# 1. Mathematical Optimization#

## What is mathematical optimization?#

Mathematical optimization is a broad term describing a way of mathematically describing decision problems and then solving them using dedicated algorithms. Optimization models consist of three parts:

the

**decision variables**, which correspond to actions or choices that we can make in our decision problem: whether to open a new manufacturing facility, which supply routes to use, or for which prices we should sell our products.the

**objective function**, which is used to evaluate a specific solution (i.e. a specific choice of values for the decision variables introduced earlier). For the objective function, a âgoalâ should be specified, either*maximize*or*minimize*it. In other applications, the objective can be to minimize operational costs or to maximize the number of satisfied customers.the

**constraints**that restrict the possible values of our decision variables, i.e., conditions that must be satisfied. Other common examples of constraints are to require that a maximum allowed budget is satisfied, that all demand of important customers is met, or that the capacities of warehouses are not exceeded.
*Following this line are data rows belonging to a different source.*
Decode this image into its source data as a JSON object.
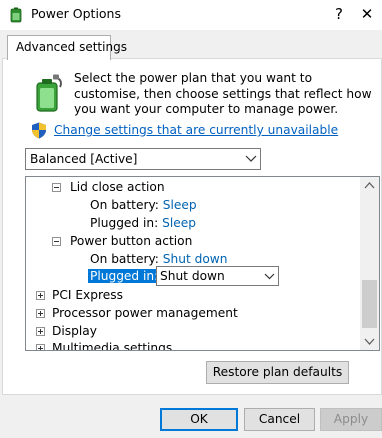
{
  "window": {
    "title": "Power Options",
    "help_glyph": "?",
    "close_glyph": "✕"
  },
  "tab": {
    "label": "Advanced settings"
  },
  "intro": {
    "text": "Select the power plan that you want to customise, then choose settings that reflect how you want your computer to manage power.",
    "change_settings_link": "Change settings that are currently unavailable"
  },
  "plan_select": {
    "value": "Balanced [Active]"
  },
  "tree": {
    "lid_close_action": "Lid close action",
    "lid_on_battery_label": "On battery:",
    "lid_on_battery_value": "Sleep",
    "lid_plugged_in_label": "Plugged in:",
    "lid_plugged_in_value": "Sleep",
    "power_button_action": "Power button action",
    "pb_on_battery_label": "On battery:",
    "pb_on_battery_value": "Shut down",
    "pb_plugged_in_label": "Plugged in:",
    "pb_plugged_in_select": "Shut down",
    "pci_express": "PCI Express",
    "processor_power_management": "Processor power management",
    "display": "Display",
    "multimedia_settings": "Multimedia settings"
  },
  "buttons": {
    "restore": "Restore plan defaults",
    "ok": "OK",
    "cancel": "Cancel",
    "apply": "Apply"
  },
  "colors": {
    "link": "#0060c0",
    "value": "#0063b1",
    "selection": "#0078d7",
    "ok_border": "#0078d7"
  },
  "icons": {
    "app": "power-options-icon",
    "header": "battery-plug-icon",
    "shield": "uac-shield-icon"
  }
}
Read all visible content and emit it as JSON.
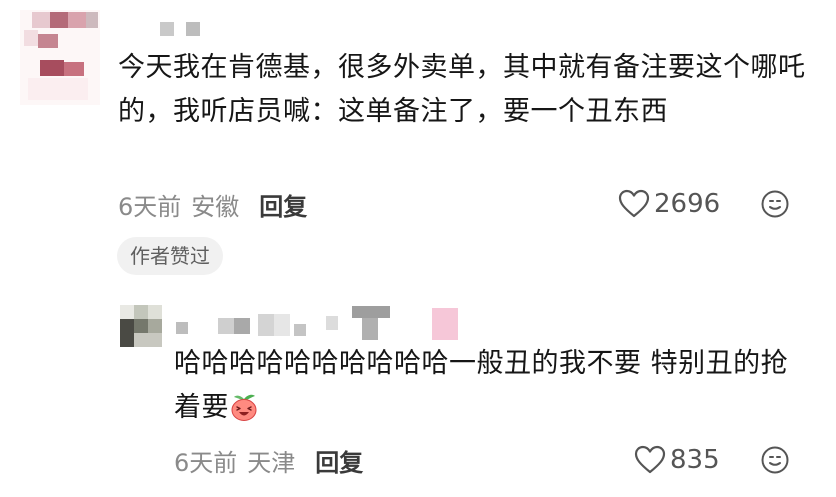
{
  "comment1": {
    "text": "今天我在肯德基，很多外卖单，其中就有备注要这个哪吒的，我听店员喊：这单备注了，要一个丑东西",
    "time": "6天前",
    "location": "安徽",
    "reply_label": "回复",
    "like_count": "2696",
    "author_liked_badge": "作者赞过"
  },
  "reply1": {
    "text": "哈哈哈哈哈哈哈哈哈哈一般丑的我不要 特别丑的抢着要",
    "emoji": "laughing-peach-emoji",
    "time": "6天前",
    "location": "天津",
    "reply_label": "回复",
    "like_count": "835"
  },
  "icons": {
    "like": "heart-outline-icon",
    "emoji_react": "smiley-face-icon"
  }
}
Both the objective function and the constraints are expressed as functions of the decision variables. The constraints define the **feasible region** of a model, i.e., the set of all candidate solutions that meet the constraints.

The goal of an optimization model is to find the best solution â the **global optimum** â among the values for the decision variables that meet all the constraints.

Applied mathematical optimization requires three types of skills, which can be related to three fundamental questions:

**What to model?**First, the modeler must translate a problem from the real world to an abstract mathematical representation. Not every aspect of the real world can or should be taken into account by the model, so there are many choices to be made in this first step, which typically have a significant impact on the model and solution approach.**How to model?**There can be multiple equivalent model formulations. Conceptually, equivalent models solve the same optimization problem, but the applicable solution approaches or computational complexity may differ.**How to interpret the modelâs solution?**After solving the model, the solution has to be evaluated and translated back to the original real-world problem

These three aspects should be treated as a continuous process, not as sequential steps. For example, if the final solution turns out to be impractical, we need to adjust the model. If certain desired properties cannot be modeled efficiently, perhaps we should re-evaluate what to include in the model. A mathematical model is a tool, not a goal (well, except for mathematicians to study). A model is âalways flawedâ and our challenge is to make a model useful.

Mathematically, we can describe optimization problems as follows. Given an objective function \(f: X \to \mathbb{R}\) to be minimized, with \(X\subseteq \mathbb R^n\) being the **feasible region** of candidate solutions, we seek to find \(x \in X\) satisfying the following condition \(f(y) \geq f(x) \: \forall \, y \in X\), i.e., that the solution we find is at least as good as all other possible solutions. Similarly, we can define a **maximization problem** by changing the last condition into \(f(y) \leq f(x) \: \forall \, y \in X\). In both cases, we refer to such solutions as **optimal solutions**. The general way to formulate a minimization problem is:

and similarly for a maximization problem. Different types of function \(f\) and set \(X\) lead to different types of optimization problems and to different solution techniques.

In this introductory chapter, we present a simple example of optimization in the context of production planning, which serves also as a tutorial introduction to optimization in the Python programming language and the AMPL optimization modeling language.

Go to the next chapter about linear optimization.